Stored items from a collection:
-------------------------
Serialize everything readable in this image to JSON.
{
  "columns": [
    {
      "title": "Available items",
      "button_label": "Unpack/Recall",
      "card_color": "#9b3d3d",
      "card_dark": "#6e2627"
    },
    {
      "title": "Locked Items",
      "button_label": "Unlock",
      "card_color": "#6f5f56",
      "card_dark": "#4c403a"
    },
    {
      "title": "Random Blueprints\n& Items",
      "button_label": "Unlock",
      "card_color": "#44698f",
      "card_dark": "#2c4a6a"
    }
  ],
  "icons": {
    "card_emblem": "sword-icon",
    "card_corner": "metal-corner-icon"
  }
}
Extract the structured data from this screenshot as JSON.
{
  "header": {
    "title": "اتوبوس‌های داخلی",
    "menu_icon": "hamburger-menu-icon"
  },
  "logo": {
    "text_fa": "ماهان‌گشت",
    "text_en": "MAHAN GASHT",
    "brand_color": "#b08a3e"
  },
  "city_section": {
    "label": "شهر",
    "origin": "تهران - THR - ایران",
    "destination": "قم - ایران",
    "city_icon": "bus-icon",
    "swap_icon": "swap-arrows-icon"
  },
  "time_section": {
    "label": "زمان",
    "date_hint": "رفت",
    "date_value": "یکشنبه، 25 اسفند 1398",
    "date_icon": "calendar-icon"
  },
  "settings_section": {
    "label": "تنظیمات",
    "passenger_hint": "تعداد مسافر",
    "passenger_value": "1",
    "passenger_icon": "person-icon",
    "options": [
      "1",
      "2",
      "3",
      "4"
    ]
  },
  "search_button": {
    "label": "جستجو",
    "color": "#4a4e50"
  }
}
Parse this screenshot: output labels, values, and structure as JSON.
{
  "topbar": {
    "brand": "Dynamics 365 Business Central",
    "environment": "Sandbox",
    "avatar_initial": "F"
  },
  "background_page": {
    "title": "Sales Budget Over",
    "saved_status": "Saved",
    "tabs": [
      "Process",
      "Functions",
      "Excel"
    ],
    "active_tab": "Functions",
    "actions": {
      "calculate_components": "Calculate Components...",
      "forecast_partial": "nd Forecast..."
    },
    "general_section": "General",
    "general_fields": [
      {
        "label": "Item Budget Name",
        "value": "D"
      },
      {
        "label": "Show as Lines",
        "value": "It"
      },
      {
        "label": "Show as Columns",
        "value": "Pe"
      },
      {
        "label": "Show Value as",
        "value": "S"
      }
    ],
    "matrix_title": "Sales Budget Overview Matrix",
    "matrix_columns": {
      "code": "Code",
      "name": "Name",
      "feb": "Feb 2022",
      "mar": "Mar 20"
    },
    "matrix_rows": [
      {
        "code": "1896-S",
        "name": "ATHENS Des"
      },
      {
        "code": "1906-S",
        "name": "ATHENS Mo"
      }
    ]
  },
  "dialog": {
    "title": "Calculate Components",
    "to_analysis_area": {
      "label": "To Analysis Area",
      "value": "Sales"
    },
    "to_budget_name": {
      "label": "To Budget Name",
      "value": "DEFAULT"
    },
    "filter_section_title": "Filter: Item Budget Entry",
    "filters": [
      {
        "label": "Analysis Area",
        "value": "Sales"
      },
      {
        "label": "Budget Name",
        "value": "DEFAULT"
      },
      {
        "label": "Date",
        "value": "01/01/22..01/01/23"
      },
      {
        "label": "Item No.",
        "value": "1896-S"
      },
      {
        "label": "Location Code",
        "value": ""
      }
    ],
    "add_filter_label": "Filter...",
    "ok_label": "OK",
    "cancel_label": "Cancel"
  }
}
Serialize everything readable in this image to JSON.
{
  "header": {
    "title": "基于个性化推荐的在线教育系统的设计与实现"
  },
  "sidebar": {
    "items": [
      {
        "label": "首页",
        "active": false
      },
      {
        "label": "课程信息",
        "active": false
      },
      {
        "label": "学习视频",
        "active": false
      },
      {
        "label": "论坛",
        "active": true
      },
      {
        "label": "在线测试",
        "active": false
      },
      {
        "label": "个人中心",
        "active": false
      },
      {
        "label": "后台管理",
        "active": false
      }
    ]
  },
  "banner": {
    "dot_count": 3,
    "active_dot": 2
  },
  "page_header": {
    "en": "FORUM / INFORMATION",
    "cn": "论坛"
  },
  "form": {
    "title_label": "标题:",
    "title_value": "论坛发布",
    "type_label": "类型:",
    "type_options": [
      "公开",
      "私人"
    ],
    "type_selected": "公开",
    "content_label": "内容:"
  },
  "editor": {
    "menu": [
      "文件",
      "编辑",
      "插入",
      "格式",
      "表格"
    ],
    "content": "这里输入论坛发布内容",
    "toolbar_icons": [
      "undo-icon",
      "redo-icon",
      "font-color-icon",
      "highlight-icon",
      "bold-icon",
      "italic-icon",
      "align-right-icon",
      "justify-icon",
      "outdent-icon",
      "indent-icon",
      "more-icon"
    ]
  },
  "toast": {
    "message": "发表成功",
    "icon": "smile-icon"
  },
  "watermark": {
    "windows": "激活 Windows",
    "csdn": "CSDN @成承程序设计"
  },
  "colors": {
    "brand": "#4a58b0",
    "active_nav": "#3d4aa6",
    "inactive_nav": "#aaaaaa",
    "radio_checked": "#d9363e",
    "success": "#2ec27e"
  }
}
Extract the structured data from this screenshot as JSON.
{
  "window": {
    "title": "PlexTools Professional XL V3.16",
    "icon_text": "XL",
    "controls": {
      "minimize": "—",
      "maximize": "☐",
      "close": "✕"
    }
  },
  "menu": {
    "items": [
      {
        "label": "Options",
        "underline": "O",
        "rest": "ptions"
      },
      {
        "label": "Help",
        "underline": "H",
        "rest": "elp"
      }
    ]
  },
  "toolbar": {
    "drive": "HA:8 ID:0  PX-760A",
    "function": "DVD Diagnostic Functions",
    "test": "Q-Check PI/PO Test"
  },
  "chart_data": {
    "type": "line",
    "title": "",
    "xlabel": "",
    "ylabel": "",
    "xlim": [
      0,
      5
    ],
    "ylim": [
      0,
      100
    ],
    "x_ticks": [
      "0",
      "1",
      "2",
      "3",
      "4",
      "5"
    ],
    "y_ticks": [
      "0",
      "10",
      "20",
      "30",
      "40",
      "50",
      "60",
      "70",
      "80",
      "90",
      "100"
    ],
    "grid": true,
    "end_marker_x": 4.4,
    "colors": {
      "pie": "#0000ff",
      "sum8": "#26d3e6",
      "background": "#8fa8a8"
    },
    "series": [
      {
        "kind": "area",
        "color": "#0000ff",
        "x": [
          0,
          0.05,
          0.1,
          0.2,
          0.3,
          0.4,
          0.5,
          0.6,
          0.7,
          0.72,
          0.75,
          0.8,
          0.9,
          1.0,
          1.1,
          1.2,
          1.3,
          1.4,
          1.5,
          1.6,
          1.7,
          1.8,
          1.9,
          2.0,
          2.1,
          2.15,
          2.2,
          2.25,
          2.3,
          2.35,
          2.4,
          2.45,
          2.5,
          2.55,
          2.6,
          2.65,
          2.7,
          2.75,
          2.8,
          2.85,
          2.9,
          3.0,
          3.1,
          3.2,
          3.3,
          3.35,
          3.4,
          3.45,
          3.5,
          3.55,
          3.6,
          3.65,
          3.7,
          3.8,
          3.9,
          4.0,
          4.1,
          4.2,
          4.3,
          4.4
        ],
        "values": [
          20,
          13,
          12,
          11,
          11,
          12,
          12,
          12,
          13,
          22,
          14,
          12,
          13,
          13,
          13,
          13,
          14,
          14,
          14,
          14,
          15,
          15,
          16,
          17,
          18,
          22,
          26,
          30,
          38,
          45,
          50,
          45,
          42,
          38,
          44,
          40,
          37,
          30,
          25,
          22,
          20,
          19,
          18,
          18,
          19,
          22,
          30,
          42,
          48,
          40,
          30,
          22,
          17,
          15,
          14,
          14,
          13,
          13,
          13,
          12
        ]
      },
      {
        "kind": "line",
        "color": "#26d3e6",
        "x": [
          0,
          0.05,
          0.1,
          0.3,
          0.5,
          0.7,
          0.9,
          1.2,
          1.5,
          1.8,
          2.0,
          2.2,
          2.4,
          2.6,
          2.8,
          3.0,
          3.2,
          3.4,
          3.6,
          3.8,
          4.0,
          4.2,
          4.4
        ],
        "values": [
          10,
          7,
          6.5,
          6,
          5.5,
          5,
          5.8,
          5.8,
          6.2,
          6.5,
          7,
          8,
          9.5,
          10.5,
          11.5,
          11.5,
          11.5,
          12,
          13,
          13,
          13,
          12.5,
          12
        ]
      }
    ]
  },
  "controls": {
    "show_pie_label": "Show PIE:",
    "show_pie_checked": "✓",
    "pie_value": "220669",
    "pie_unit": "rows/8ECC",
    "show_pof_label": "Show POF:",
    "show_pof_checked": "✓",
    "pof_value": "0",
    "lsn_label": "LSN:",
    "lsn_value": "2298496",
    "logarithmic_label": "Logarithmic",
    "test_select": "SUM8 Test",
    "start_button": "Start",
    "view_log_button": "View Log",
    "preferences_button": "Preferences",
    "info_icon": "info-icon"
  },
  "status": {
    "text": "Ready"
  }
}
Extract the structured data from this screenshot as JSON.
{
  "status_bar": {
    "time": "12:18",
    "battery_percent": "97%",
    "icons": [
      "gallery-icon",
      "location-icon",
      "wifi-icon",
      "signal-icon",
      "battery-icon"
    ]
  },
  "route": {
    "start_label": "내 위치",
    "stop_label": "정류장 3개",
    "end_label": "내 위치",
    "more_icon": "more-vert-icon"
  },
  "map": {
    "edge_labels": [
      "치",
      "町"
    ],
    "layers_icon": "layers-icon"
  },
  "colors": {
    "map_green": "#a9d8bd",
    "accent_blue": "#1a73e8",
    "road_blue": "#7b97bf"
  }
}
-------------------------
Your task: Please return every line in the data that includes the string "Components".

Exercise output:
      "calculate_components": "Calculate Components...",
    "title": "Calculate Components",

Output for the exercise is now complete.